### What to do
A complete and exact copy of the entries below is the expected result.

[Data records for software interfaces]

Segment Open

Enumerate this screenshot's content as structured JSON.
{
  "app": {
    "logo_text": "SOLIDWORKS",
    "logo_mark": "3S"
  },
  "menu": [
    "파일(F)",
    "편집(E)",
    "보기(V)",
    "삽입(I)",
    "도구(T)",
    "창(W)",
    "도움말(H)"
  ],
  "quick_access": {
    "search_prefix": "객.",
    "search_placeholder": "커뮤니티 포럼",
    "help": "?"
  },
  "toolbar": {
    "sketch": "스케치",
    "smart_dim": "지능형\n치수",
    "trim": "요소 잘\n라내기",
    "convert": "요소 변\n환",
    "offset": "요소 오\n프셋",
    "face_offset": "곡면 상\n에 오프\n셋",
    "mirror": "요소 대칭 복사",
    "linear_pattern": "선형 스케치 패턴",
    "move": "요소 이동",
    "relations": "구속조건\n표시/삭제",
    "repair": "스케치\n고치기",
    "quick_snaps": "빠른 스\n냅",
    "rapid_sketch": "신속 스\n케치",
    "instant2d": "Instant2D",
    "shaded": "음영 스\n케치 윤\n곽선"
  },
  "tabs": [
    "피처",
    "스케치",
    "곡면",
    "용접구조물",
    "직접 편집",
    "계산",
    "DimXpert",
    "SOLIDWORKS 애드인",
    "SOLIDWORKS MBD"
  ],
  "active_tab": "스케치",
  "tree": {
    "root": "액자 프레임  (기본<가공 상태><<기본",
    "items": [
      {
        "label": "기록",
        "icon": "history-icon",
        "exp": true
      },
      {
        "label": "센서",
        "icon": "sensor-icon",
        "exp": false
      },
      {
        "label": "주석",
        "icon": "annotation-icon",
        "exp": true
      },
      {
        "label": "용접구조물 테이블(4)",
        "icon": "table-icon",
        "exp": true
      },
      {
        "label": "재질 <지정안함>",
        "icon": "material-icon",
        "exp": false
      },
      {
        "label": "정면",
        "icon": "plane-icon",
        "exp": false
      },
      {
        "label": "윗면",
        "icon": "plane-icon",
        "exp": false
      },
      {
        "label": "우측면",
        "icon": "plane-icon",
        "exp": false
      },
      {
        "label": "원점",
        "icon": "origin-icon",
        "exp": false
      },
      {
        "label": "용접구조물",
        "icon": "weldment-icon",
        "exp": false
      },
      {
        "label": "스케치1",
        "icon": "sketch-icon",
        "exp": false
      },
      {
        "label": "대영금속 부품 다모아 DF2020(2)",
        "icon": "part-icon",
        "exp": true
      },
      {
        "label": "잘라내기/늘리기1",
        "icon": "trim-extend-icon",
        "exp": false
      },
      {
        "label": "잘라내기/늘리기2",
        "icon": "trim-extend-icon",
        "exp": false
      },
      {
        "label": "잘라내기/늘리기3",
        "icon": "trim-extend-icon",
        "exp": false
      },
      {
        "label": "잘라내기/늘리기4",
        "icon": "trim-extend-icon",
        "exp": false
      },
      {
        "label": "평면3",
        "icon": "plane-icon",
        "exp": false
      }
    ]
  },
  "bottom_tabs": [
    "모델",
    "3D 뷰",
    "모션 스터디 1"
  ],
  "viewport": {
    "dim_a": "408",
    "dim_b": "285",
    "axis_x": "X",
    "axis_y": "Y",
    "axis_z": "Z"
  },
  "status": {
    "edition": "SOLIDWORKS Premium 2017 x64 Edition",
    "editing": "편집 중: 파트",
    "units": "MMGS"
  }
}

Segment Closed

### Problem solution
Enumerate this screenshot's content as structured JSON.
{
  "app": {
    "logo_text": "SOLIDWORKS",
    "logo_mark": "3S"
  },
  "menu": [
    "파일(F)",
    "편집(E)",
    "보기(V)",
    "삽입(I)",
    "도구(T)",
    "창(W)",
    "도움말(H)"
  ],
  "quick_access": {
    "search_prefix": "객.",
    "search_placeholder": "커뮤니티 포럼",
    "help": "?"
  },
  "toolbar": {
    "sketch": "스케치",
    "smart_dim": "지능형\n치수",
    "trim": "요소 잘\n라내기",
    "convert": "요소 변\n환",
    "offset": "요소 오\n프셋",
    "face_offset": "곡면 상\n에 오프\n셋",
    "mirror": "요소 대칭 복사",
    "linear_pattern": "선형 스케치 패턴",
    "move": "요소 이동",
    "relations": "구속조건\n표시/삭제",
    "repair": "스케치\n고치기",
    "quick_snaps": "빠른 스\n냅",
    "rapid_sketch": "신속 스\n케치",
    "instant2d": "Instant2D",
    "shaded": "음영 스\n케치 윤\n곽선"
  },
  "tabs": [
    "피처",
    "스케치",
    "곡면",
    "용접구조물",
    "직접 편집",
    "계산",
    "DimXpert",
    "SOLIDWORKS 애드인",
    "SOLIDWORKS MBD"
  ],
  "active_tab": "스케치",
  "tree": {
    "root": "액자 프레임  (기본<가공 상태><<기본",
    "items": [
      {
        "label": "기록",
        "icon": "history-icon",
        "exp": true
      },
      {
        "label": "센서",
        "icon": "sensor-icon",
        "exp": false
      },
      {
        "label": "주석",
        "icon": "annotation-icon",
        "exp": true
      },
      {
        "label": "용접구조물 테이블(4)",
        "icon": "table-icon",
        "exp": true
      },
      {
        "label": "재질 <지정안함>",
        "icon": "material-icon",
        "exp": false
      },
      {
        "label": "정면",
        "icon": "plane-icon",
        "exp": false
      },
      {
        "label": "윗면",
        "icon": "plane-icon",
        "exp": false
      },
      {
        "label": "우측면",
        "icon": "plane-icon",
        "exp": false
      },
      {
        "label": "원점",
        "icon": "origin-icon",
        "exp": false
      },
      {
        "label": "용접구조물",
        "icon": "weldment-icon",
        "exp": false
      },
      {
        "label": "스케치1",
        "icon": "sketch-icon",
        "exp": false
      },
      {
        "label": "대영금속 부품 다모아 DF2020(2)",
        "icon": "part-icon",
        "exp": true
      },
      {
        "label": "잘라내기/늘리기1",
        "icon": "trim-extend-icon",
        "exp": false
      },
      {
        "label": "잘라내기/늘리기2",
        "icon": "trim-extend-icon",
        "exp": false
      },
      {
        "label": "잘라내기/늘리기3",
        "icon": "trim-extend-icon",
        "exp": false
      },
      {
        "label": "잘라내기/늘리기4",
        "icon": "trim-extend-icon",
        "exp": false
      },
      {
        "label": "평면3",
        "icon": "plane-icon",
        "exp": false
      }
    ]
  },
  "bottom_tabs": [
    "모델",
    "3D 뷰",
    "모션 스터디 1"
  ],
  "viewport": {
    "dim_a": "408",
    "dim_b": "285",
    "axis_x": "X",
    "axis_y": "Y",
    "axis_z": "Z"
  },
  "status": {
    "edition": "SOLIDWORKS Premium 2017 x64 Edition",
    "editing": "편집 중: 파트",
    "units": "MMGS"
  }
}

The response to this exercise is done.